● Exercise prompt: Copy the entries below exactly. Images do not belong in the copy.

● Excerpts from a dataset:
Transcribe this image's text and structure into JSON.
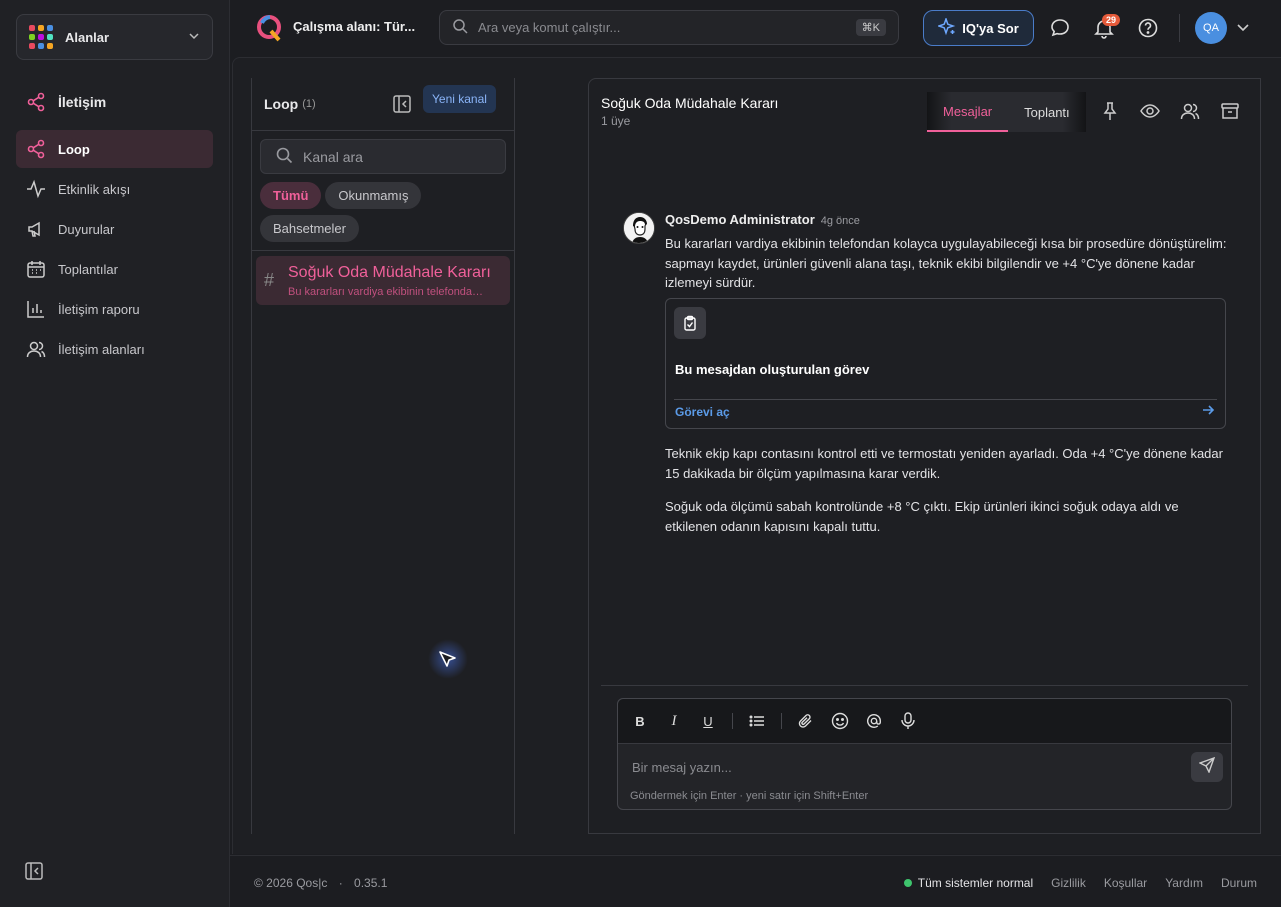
{
  "sidebar": {
    "workspace_switcher": "Alanlar",
    "section_title": "İletişim",
    "items": [
      {
        "label": "Loop",
        "icon": "share-icon",
        "active": true
      },
      {
        "label": "Etkinlik akışı",
        "icon": "activity-icon"
      },
      {
        "label": "Duyurular",
        "icon": "megaphone-icon"
      },
      {
        "label": "Toplantılar",
        "icon": "calendar-icon"
      },
      {
        "label": "İletişim raporu",
        "icon": "bar-chart-icon"
      },
      {
        "label": "İletişim alanları",
        "icon": "users-icon"
      }
    ]
  },
  "topbar": {
    "workspace_name": "Çalışma alanı: Tür...",
    "search_placeholder": "Ara veya komut çalıştır...",
    "search_shortcut": "⌘K",
    "ask_button": "IQ'ya Sor",
    "notification_count": "29",
    "avatar_initials": "QA"
  },
  "channels": {
    "title": "Loop",
    "count": "(1)",
    "new_channel_button": "Yeni kanal",
    "search_placeholder": "Kanal ara",
    "filters": [
      {
        "label": "Tümü",
        "active": true
      },
      {
        "label": "Okunmamış"
      },
      {
        "label": "Bahsetmeler"
      }
    ],
    "list": [
      {
        "name": "Soğuk Oda Müdahale Kararı",
        "snippet": "Bu kararları vardiya ekibinin telefondan kolayca uygulayabileceği kısa bir prosedüre"
      }
    ]
  },
  "conversation": {
    "title": "Soğuk Oda Müdahale Kararı",
    "members": "1 üye",
    "tabs": [
      {
        "label": "Mesajlar",
        "active": true
      },
      {
        "label": "Toplantı"
      }
    ],
    "message": {
      "author": "QosDemo Administrator",
      "time": "4g önce",
      "body1": "Bu kararları vardiya ekibinin telefondan kolayca uygulayabileceği kısa bir prosedüre dönüştürelim: sapmayı kaydet, ürünleri güvenli alana taşı, teknik ekibi bilgilendir ve +4 °C'ye dönene kadar izlemeyi sürdür.",
      "task_card_title": "Bu mesajdan oluşturulan görev",
      "task_card_link": "Görevi aç",
      "body2": "Teknik ekip kapı contasını kontrol etti ve termostatı yeniden ayarladı. Oda +4 °C'ye dönene kadar 15 dakikada bir ölçüm yapılmasına karar verdik.",
      "body3": "Soğuk oda ölçümü sabah kontrolünde +8 °C çıktı. Ekip ürünleri ikinci soğuk odaya aldı ve etkilenen odanın kapısını kapalı tuttu."
    },
    "composer": {
      "placeholder": "Bir mesaj yazın...",
      "hint": "Göndermek için Enter · yeni satır için Shift+Enter"
    }
  },
  "footer": {
    "copyright": "© 2026 Qos|c",
    "version": "0.35.1",
    "status": "Tüm sistemler normal",
    "links": [
      "Gizlilik",
      "Koşullar",
      "Yardım",
      "Durum"
    ]
  },
  "colors": {
    "accent_pink": "#f0609a",
    "link_blue": "#5b9be8",
    "status_green": "#3ec46d",
    "badge_orange": "#e55a3a"
  }
}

● Task result:
Transcribe this image's text and structure into JSON.
{
  "sidebar": {
    "workspace_switcher": "Alanlar",
    "section_title": "İletişim",
    "items": [
      {
        "label": "Loop",
        "icon": "share-icon",
        "active": true
      },
      {
        "label": "Etkinlik akışı",
        "icon": "activity-icon"
      },
      {
        "label": "Duyurular",
        "icon": "megaphone-icon"
      },
      {
        "label": "Toplantılar",
        "icon": "calendar-icon"
      },
      {
        "label": "İletişim raporu",
        "icon": "bar-chart-icon"
      },
      {
        "label": "İletişim alanları",
        "icon": "users-icon"
      }
    ]
  },
  "topbar": {
    "workspace_name": "Çalışma alanı: Tür...",
    "search_placeholder": "Ara veya komut çalıştır...",
    "search_shortcut": "⌘K",
    "ask_button": "IQ'ya Sor",
    "notification_count": "29",
    "avatar_initials": "QA"
  },
  "channels": {
    "title": "Loop",
    "count": "(1)",
    "new_channel_button": "Yeni kanal",
    "search_placeholder": "Kanal ara",
    "filters": [
      {
        "label": "Tümü",
        "active": true
      },
      {
        "label": "Okunmamış"
      },
      {
        "label": "Bahsetmeler"
      }
    ],
    "list": [
      {
        "name": "Soğuk Oda Müdahale Kararı",
        "snippet": "Bu kararları vardiya ekibinin telefondan kolayca uygulayabileceği kısa bir prosedüre"
      }
    ]
  },
  "conversation": {
    "title": "Soğuk Oda Müdahale Kararı",
    "members": "1 üye",
    "tabs": [
      {
        "label": "Mesajlar",
        "active": true
      },
      {
        "label": "Toplantı"
      }
    ],
    "message": {
      "author": "QosDemo Administrator",
      "time": "4g önce",
      "body1": "Bu kararları vardiya ekibinin telefondan kolayca uygulayabileceği kısa bir prosedüre dönüştürelim: sapmayı kaydet, ürünleri güvenli alana taşı, teknik ekibi bilgilendir ve +4 °C'ye dönene kadar izlemeyi sürdür.",
      "task_card_title": "Bu mesajdan oluşturulan görev",
      "task_card_link": "Görevi aç",
      "body2": "Teknik ekip kapı contasını kontrol etti ve termostatı yeniden ayarladı. Oda +4 °C'ye dönene kadar 15 dakikada bir ölçüm yapılmasına karar verdik.",
      "body3": "Soğuk oda ölçümü sabah kontrolünde +8 °C çıktı. Ekip ürünleri ikinci soğuk odaya aldı ve etkilenen odanın kapısını kapalı tuttu."
    },
    "composer": {
      "placeholder": "Bir mesaj yazın...",
      "hint": "Göndermek için Enter · yeni satır için Shift+Enter"
    }
  },
  "footer": {
    "copyright": "© 2026 Qos|c",
    "version": "0.35.1",
    "status": "Tüm sistemler normal",
    "links": [
      "Gizlilik",
      "Koşullar",
      "Yardım",
      "Durum"
    ]
  },
  "colors": {
    "accent_pink": "#f0609a",
    "link_blue": "#5b9be8",
    "status_green": "#3ec46d",
    "badge_orange": "#e55a3a"
  }
}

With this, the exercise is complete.